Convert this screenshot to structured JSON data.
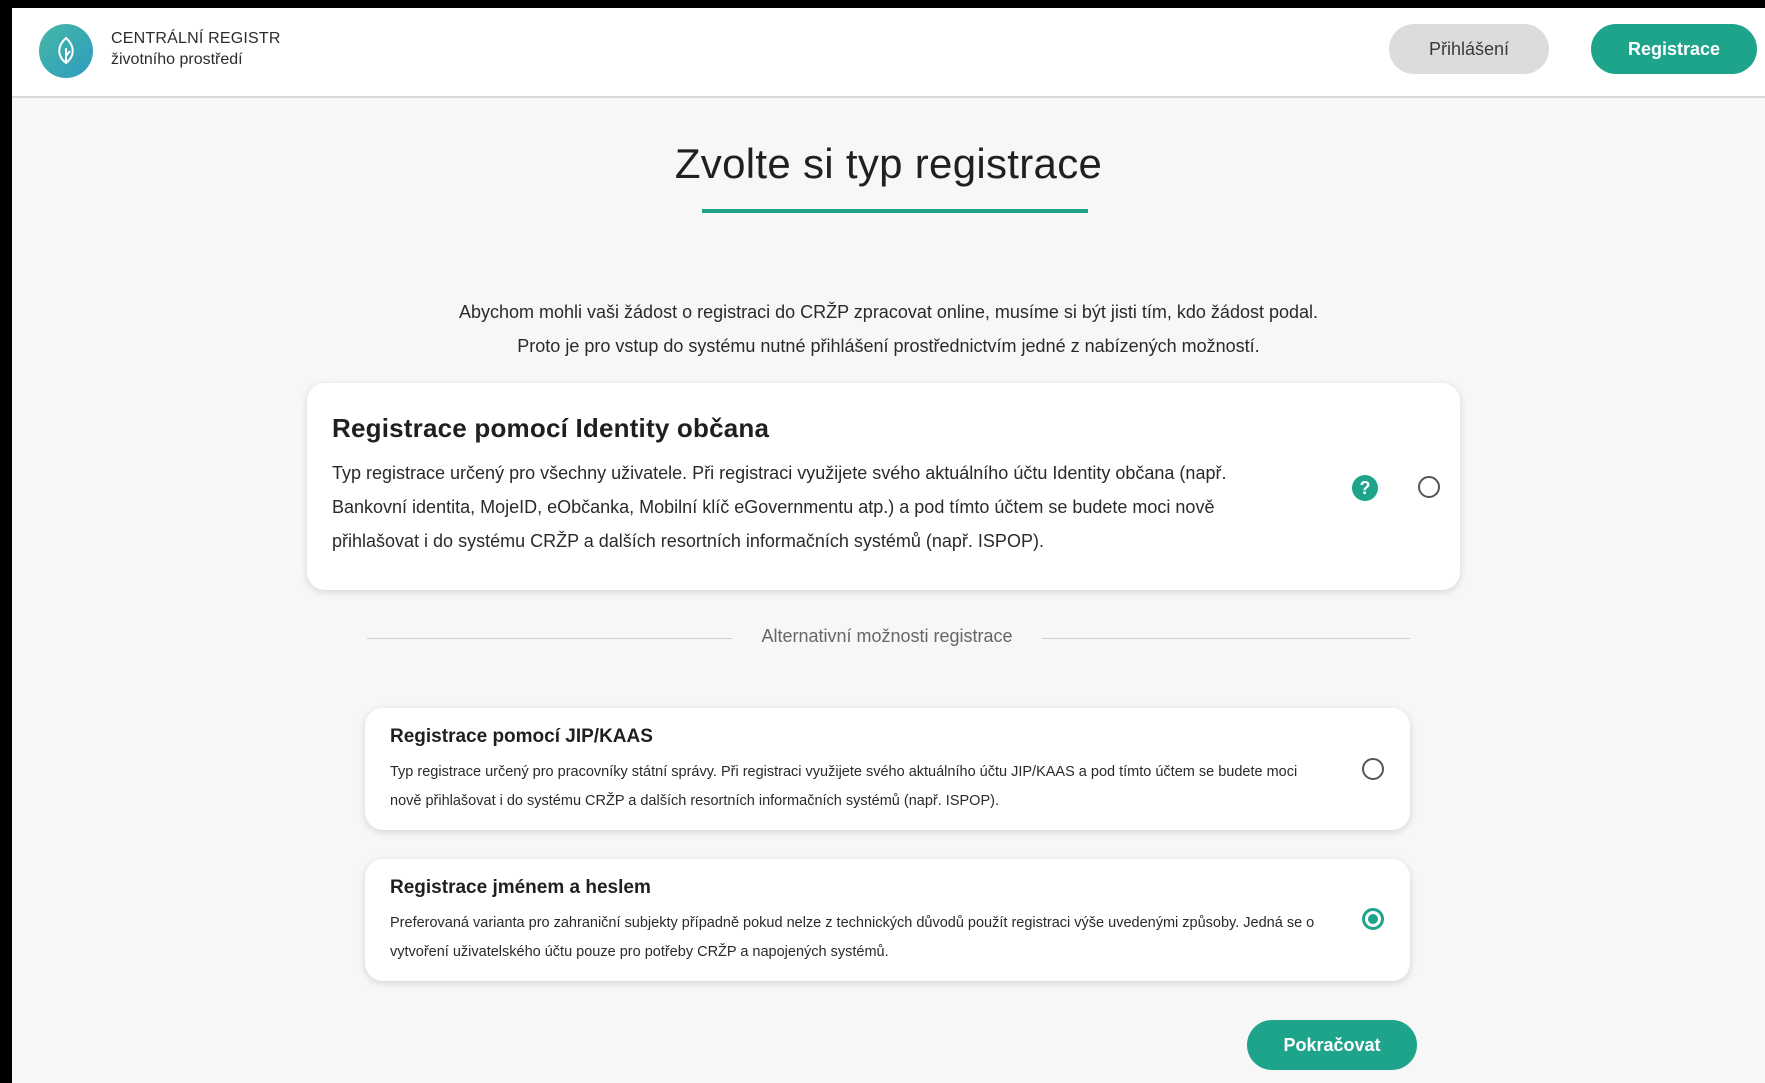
{
  "header": {
    "brand_line1": "CENTRÁLNÍ REGISTR",
    "brand_line2": "životního prostředí",
    "login_label": "Přihlášení",
    "register_label": "Registrace"
  },
  "main": {
    "title": "Zvolte si typ registrace",
    "intro_line1": "Abychom mohli vaši žádost o registraci do CRŽP zpracovat online, musíme si být jisti tím, kdo žádost podal.",
    "intro_line2": "Proto je pro vstup do systému nutné přihlášení prostřednictvím jedné z nabízených možností.",
    "primary_option": {
      "title": "Registrace pomocí Identity občana",
      "description": "Typ registrace určený pro všechny uživatele. Při registraci využijete svého aktuálního účtu Identity občana (např. Bankovní identita, MojeID, eObčanka, Mobilní klíč eGovernmentu atp.) a pod tímto účtem se budete moci nově přihlašovat i do systému CRŽP a dalších resortních informačních systémů (např. ISPOP).",
      "help_symbol": "?",
      "selected": false
    },
    "separator_label": "Alternativní možnosti registrace",
    "alternative_options": [
      {
        "title": "Registrace pomocí JIP/KAAS",
        "description": "Typ registrace určený pro pracovníky státní správy. Při registraci využijete svého aktuálního účtu JIP/KAAS a pod tímto účtem se budete moci nově přihlašovat i do systému CRŽP a dalších resortních informačních systémů (např. ISPOP).",
        "selected": false
      },
      {
        "title": "Registrace jménem a heslem",
        "description": "Preferovaná varianta pro zahraniční subjekty případně pokud nelze z technických důvodů použít registraci výše uvedenými způsoby. Jedná se o vytvoření uživatelského účtu pouze pro potřeby CRŽP a napojených systémů.",
        "selected": true
      }
    ],
    "continue_label": "Pokračovat"
  },
  "colors": {
    "accent": "#1fa48c",
    "login_button_bg": "#dcdcdc"
  },
  "icons": {
    "logo": "leaf-logo-icon",
    "help": "help-circle-icon"
  }
}
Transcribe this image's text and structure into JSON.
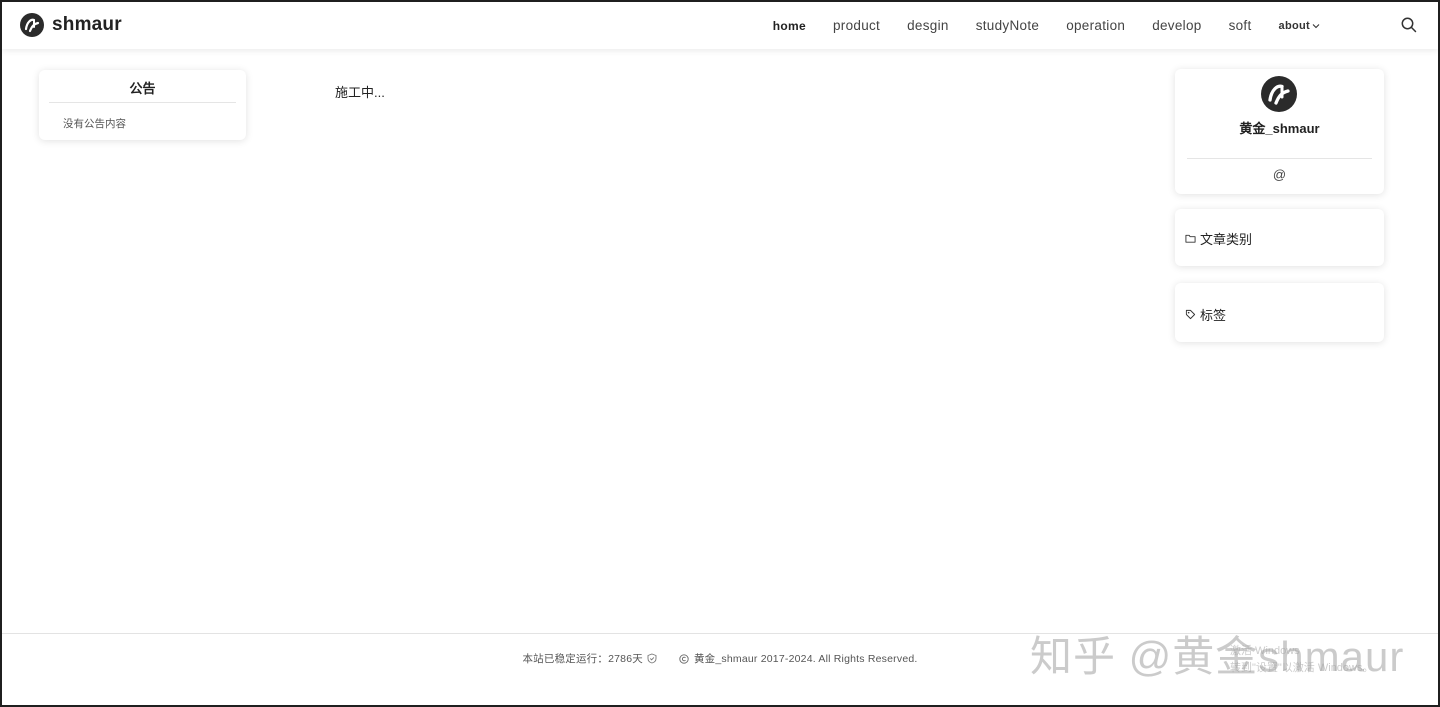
{
  "header": {
    "brand_name": "shmaur",
    "nav": {
      "home": "home",
      "product": "product",
      "desgin": "desgin",
      "studyNote": "studyNote",
      "operation": "operation",
      "develop": "develop",
      "soft": "soft",
      "about": "about"
    },
    "icons": {
      "logo": "logo-icon",
      "about_dropdown": "chevron-down-icon",
      "search": "search-icon"
    }
  },
  "notice": {
    "title": "公告",
    "text": "没有公告内容"
  },
  "main": {
    "text": "施工中..."
  },
  "profile": {
    "name": "黄金_shmaur",
    "contact": "@",
    "avatar_icon": "avatar-icon"
  },
  "categories": {
    "label": "文章类别",
    "icon": "folder-icon"
  },
  "tags": {
    "label": "标签",
    "icon": "tag-icon"
  },
  "footer": {
    "uptime": "本站已稳定运行：2786天",
    "uptime_icon": "shield-icon",
    "copyright_icon": "copyright-icon",
    "copyright": "黄金_shmaur 2017-2024. All Rights Reserved."
  },
  "overlay": {
    "watermark": "知乎 @黄金shmaur",
    "activate_line1": "激活 Windows",
    "activate_line2": "转到\"设置\"以激活 Windows。"
  },
  "colors": {
    "text": "#222222",
    "muted": "#555555",
    "logo_bg": "#2b2b2b",
    "card_bg": "#ffffff"
  }
}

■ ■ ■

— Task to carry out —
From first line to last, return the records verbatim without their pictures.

— Task response —
Convert this screenshot to structured JSON data.
{
  "header": {
    "brand_line1": "CENTRÁLNÍ REGISTR",
    "brand_line2": "životního prostředí",
    "login_label": "Přihlášení",
    "register_label": "Registrace"
  },
  "main": {
    "title": "Zvolte si typ registrace",
    "intro_line1": "Abychom mohli vaši žádost o registraci do CRŽP zpracovat online, musíme si být jisti tím, kdo žádost podal.",
    "intro_line2": "Proto je pro vstup do systému nutné přihlášení prostřednictvím jedné z nabízených možností.",
    "primary_option": {
      "title": "Registrace pomocí Identity občana",
      "description": "Typ registrace určený pro všechny uživatele. Při registraci využijete svého aktuálního účtu Identity občana (např. Bankovní identita, MojeID, eObčanka, Mobilní klíč eGovernmentu atp.) a pod tímto účtem se budete moci nově přihlašovat i do systému CRŽP a dalších resortních informačních systémů (např. ISPOP).",
      "help_symbol": "?",
      "selected": false
    },
    "separator_label": "Alternativní možnosti registrace",
    "alternative_options": [
      {
        "title": "Registrace pomocí JIP/KAAS",
        "description": "Typ registrace určený pro pracovníky státní správy. Při registraci využijete svého aktuálního účtu JIP/KAAS a pod tímto účtem se budete moci nově přihlašovat i do systému CRŽP a dalších resortních informačních systémů (např. ISPOP).",
        "selected": false
      },
      {
        "title": "Registrace jménem a heslem",
        "description": "Preferovaná varianta pro zahraniční subjekty případně pokud nelze z technických důvodů použít registraci výše uvedenými způsoby. Jedná se o vytvoření uživatelského účtu pouze pro potřeby CRŽP a napojených systémů.",
        "selected": true
      }
    ],
    "continue_label": "Pokračovat"
  },
  "colors": {
    "accent": "#1fa48c",
    "login_button_bg": "#dcdcdc"
  },
  "icons": {
    "logo": "leaf-logo-icon",
    "help": "help-circle-icon"
  }
}
Transcribe this image's text and structure into JSON.
{
  "header": {
    "brand_name": "shmaur",
    "nav": {
      "home": "home",
      "product": "product",
      "desgin": "desgin",
      "studyNote": "studyNote",
      "operation": "operation",
      "develop": "develop",
      "soft": "soft",
      "about": "about"
    },
    "icons": {
      "logo": "logo-icon",
      "about_dropdown": "chevron-down-icon",
      "search": "search-icon"
    }
  },
  "notice": {
    "title": "公告",
    "text": "没有公告内容"
  },
  "main": {
    "text": "施工中..."
  },
  "profile": {
    "name": "黄金_shmaur",
    "contact": "@",
    "avatar_icon": "avatar-icon"
  },
  "categories": {
    "label": "文章类别",
    "icon": "folder-icon"
  },
  "tags": {
    "label": "标签",
    "icon": "tag-icon"
  },
  "footer": {
    "uptime": "本站已稳定运行：2786天",
    "uptime_icon": "shield-icon",
    "copyright_icon": "copyright-icon",
    "copyright": "黄金_shmaur 2017-2024. All Rights Reserved."
  },
  "overlay": {
    "watermark": "知乎 @黄金shmaur",
    "activate_line1": "激活 Windows",
    "activate_line2": "转到\"设置\"以激活 Windows。"
  },
  "colors": {
    "text": "#222222",
    "muted": "#555555",
    "logo_bg": "#2b2b2b",
    "card_bg": "#ffffff"
  }
}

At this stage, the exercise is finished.